In a move to save Santa Clara County money, the board of
supervisors voted 3-2 to begin negotiations with Rural/Metro
ambulance service and simultaneously drop their contract with
American Medical Response. The savings would be more than 12
percent for the five-year contract that is worth about $375
In a move to save Santa Clara County money, the board of supervisors voted 3-2 to begin negotiations with Rural/Metro ambulance service and simultaneously drop their contract with American Medical Response. The savings would be more than 12 percent for the five-year contract that is worth about $375 million.
Supervisor Liz Kniss of District 5 and Supervisor Ken Yeager of District 4 voted against the proposal.
AMR has been the county’s ambulance provider since 1979, though has provided services in some form for more than 70 years in Santa Clara County.

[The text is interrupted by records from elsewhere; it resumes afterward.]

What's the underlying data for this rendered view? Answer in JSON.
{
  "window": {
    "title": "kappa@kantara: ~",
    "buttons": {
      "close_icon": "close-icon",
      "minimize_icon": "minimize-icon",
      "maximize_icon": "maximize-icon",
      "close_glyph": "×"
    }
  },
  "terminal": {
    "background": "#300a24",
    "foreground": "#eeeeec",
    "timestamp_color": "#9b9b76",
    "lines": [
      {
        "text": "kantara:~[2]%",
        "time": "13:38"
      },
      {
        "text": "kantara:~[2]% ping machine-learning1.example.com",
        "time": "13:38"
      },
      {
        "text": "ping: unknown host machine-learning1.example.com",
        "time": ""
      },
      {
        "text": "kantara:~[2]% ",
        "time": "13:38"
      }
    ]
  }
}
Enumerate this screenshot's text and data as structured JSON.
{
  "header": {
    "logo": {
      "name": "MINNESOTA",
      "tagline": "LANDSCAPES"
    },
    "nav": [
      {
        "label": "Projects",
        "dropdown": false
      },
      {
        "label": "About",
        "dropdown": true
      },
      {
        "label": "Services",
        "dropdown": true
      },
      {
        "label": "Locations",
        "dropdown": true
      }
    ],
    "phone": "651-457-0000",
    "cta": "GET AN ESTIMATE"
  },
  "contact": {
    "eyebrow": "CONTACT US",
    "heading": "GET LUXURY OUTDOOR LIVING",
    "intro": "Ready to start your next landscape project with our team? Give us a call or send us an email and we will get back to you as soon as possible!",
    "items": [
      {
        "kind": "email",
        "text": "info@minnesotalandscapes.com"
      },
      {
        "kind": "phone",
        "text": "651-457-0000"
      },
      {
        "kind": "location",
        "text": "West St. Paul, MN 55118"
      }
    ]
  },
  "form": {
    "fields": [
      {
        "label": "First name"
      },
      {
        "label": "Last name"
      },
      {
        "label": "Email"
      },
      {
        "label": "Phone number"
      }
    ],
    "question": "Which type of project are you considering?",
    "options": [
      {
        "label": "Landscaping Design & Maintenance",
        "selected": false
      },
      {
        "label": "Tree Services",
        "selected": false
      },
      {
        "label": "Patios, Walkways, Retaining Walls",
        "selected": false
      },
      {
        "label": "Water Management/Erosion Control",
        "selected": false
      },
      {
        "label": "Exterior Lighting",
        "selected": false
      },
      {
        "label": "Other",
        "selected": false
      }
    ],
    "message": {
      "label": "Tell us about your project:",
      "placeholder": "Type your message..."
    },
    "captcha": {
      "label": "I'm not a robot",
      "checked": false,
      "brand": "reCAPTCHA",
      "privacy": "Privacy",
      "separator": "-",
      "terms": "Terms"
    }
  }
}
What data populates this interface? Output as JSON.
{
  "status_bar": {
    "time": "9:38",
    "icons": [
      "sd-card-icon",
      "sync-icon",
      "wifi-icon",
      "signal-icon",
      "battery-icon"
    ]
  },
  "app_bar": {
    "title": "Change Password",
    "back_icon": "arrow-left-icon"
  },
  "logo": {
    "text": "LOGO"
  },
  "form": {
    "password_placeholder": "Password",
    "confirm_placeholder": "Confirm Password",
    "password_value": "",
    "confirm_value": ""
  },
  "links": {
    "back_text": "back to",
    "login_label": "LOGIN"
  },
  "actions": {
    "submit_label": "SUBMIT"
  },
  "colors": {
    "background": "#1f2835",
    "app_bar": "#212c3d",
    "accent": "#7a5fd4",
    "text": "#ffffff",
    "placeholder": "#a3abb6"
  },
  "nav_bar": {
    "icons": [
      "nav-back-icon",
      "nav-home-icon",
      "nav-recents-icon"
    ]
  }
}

A 10-year contract with AMR contract was last renewed with in 2001. It will expire in December.
Rural/Metro, based in Scottsdale, Ariz., has said that if it won the Santa Clara County contract, it would “likely hire many of the AMR employees,” to stay within the request of the county’s proposal.
District 1 Supervisor Don Gage, who cast the deciding vote to move forward with the Rural/Metro contract, said he felt the company can do an equitable job.
“I’ve come to the conclusion that Rural/Metro can do the job and provide the same quality of service to our constituents,” Gage said.
More than 40 speakers addressed the board Tuesday, with the majority speaking in support of AMR and to their quality of service over the years.
Rural/Metro is the second largest ambulance service provider in the nation, according to the Arizona Republic newspaper, which has also reported that in 2005 Rural/Metro’s own hometown of Scottsdale parted ways contractually after “a contentious debate about fire services.”
Among concerns, is the potential loss of jobs by AMR staff, which employs more than 450 full-time and part-time paramedics and Emergency Medical Technicians.
California requires counties with an “exclusive operating area” for ambulance services, such as Santa Clara County, to look at competitive Request for Proposals about every 10 years. The credentials of Rural/Metro and AMR – the existing provider – were screened “to ensure that they met baseline criteria including financial viability and operational capacity to serve the population.” The company received the top rating by an independent eight-member RFP committee and was recommended to the board over AMR.